Animal, Vegetable, Miracle by Barbara Kingsolver -- definitely an inspiring and eye-opening way to think about food. I love the idea of eating what's local and in-season (we do it as often as we can), and I love that Kingsolver and her family were willing to dig their heels in and actually walk the walk by growing it all themselves and journaling their experiences. I think at times it gets just the tiniest bit sanctimonious -- those of us who live significantly north of the Mason-Dixon line will have a very hard time living by their principles, and I think it's okay to do the best we can and not go through the produce section with a cloud of guilt over our heads. I also think it's important to note, as a little cruelty-free plug, that eating vegan one day a week has the same environmental impact as eating only locally-grown/produced food 100% of the time (read about it in a Carnegie-Mellon study described here).
Elephants Can Remember by Agatha Christie -- the last mystery novel she ever wrote (the last one published was her final Poirot, but she had written it years earlier); her Alzheimer's/dementia is obvious through the change in her writing style and the subject matter, which is all about forgetfulness and the power of the past.
A House and Its Head by Ivy Compton-Burnett -- Struggling with this one, but determined to finish it because I want to read "real" literature along with the other bestsellers, mysteries, and "fluff" reads on my list. It's about the relationships in a family not dissimilar from the one showcased on Downton Abbey with some serious skeletons in the closet.
The Snowman by Jo Nesbo -- A page-turning thriller by yet another Scandinavian mystery writer. Finding myself skimming through the scary/gory parts because I don't have the stomach for them at the moment (warning: this one is about a serial killer targeting mothers, so you might want to skip it if you have a too-vivid fantasy life). Can't wait for Wallander to return to PBS, btw.
Room by Emma Donoghue -- I picked this one up recently because I'm using it to create something for a friend's blessingway and didn't intend to read it, due to the Jaycee Duggard-esque content. But flipping through it I couldn't help but get swept up into the narrative. I'm reading it in fits and spurts when I feel in the mood.
Major Pettigrew's Last Stand by Helen Simonson -- a good palate cleanser (and spirit lifter) when The Snowman and Room become too intense for me. Really enjoying the relationship forming between the two main characters, and especially enjoying the book after reading a piece by the author in last month's Real Simple.
The Uninvited Guests by Sadie Jones -- a dinner party gone awry due to a derailed train and a desperate group of survivors needing a place to spend the night in the English countryside...

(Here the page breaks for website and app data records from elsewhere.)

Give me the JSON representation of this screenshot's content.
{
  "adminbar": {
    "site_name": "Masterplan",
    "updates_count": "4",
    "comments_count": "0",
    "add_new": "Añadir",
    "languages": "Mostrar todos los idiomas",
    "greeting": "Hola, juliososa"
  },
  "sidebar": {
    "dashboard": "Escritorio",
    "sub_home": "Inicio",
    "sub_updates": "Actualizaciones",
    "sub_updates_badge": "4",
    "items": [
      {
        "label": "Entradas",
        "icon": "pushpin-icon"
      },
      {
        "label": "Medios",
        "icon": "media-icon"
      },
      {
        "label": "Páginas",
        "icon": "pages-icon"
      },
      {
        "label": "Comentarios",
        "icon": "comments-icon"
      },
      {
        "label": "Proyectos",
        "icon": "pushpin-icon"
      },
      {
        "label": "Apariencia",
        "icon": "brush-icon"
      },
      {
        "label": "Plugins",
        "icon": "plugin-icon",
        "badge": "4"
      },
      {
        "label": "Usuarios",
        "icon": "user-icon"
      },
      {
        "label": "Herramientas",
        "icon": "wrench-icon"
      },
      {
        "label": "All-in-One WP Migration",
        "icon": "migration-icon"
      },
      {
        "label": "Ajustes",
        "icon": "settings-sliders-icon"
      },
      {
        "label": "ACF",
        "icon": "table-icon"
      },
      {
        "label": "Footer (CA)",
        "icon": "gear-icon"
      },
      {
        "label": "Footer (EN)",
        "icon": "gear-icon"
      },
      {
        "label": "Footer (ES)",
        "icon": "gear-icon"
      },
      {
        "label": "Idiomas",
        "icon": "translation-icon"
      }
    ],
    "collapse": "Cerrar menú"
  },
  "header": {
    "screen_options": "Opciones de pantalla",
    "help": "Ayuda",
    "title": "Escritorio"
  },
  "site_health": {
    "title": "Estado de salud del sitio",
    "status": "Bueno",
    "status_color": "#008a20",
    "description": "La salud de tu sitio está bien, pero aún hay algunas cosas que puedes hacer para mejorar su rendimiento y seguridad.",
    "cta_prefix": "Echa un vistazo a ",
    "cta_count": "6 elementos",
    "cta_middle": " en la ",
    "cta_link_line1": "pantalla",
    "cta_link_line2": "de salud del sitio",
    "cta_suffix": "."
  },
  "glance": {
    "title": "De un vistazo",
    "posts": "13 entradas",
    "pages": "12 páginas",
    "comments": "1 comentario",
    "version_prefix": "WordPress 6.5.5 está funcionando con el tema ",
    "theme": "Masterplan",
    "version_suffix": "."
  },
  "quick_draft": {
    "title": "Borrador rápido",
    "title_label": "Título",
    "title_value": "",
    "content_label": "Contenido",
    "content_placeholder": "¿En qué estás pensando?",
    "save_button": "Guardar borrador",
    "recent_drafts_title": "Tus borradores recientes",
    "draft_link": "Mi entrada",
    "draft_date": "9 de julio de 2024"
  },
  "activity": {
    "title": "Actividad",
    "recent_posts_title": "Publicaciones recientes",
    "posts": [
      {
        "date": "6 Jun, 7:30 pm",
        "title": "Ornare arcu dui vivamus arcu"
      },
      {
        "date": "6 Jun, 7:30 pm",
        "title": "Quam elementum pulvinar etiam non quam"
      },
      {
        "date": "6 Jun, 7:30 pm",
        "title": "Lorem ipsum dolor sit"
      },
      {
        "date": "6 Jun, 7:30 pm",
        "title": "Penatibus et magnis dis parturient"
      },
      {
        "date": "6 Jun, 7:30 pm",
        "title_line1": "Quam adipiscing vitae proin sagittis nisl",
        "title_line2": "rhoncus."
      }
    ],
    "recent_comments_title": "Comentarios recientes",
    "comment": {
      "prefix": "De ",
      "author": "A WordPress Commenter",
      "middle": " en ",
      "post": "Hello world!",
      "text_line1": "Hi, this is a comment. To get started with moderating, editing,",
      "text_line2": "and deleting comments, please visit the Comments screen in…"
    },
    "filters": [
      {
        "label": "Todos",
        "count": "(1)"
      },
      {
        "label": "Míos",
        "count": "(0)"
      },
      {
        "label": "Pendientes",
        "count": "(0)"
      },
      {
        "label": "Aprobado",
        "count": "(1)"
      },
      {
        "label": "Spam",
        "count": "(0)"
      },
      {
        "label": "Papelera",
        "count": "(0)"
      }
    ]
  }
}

Waiting for Birdy by Catherine Newman -- a memoir about a mother's second pregnancy while raising her quirky, curious, and energetic toddler.
What are you reading? What else should I add to my bedside table (and/or goodreads shelf -- if we're not friends yet, we totally should be!)?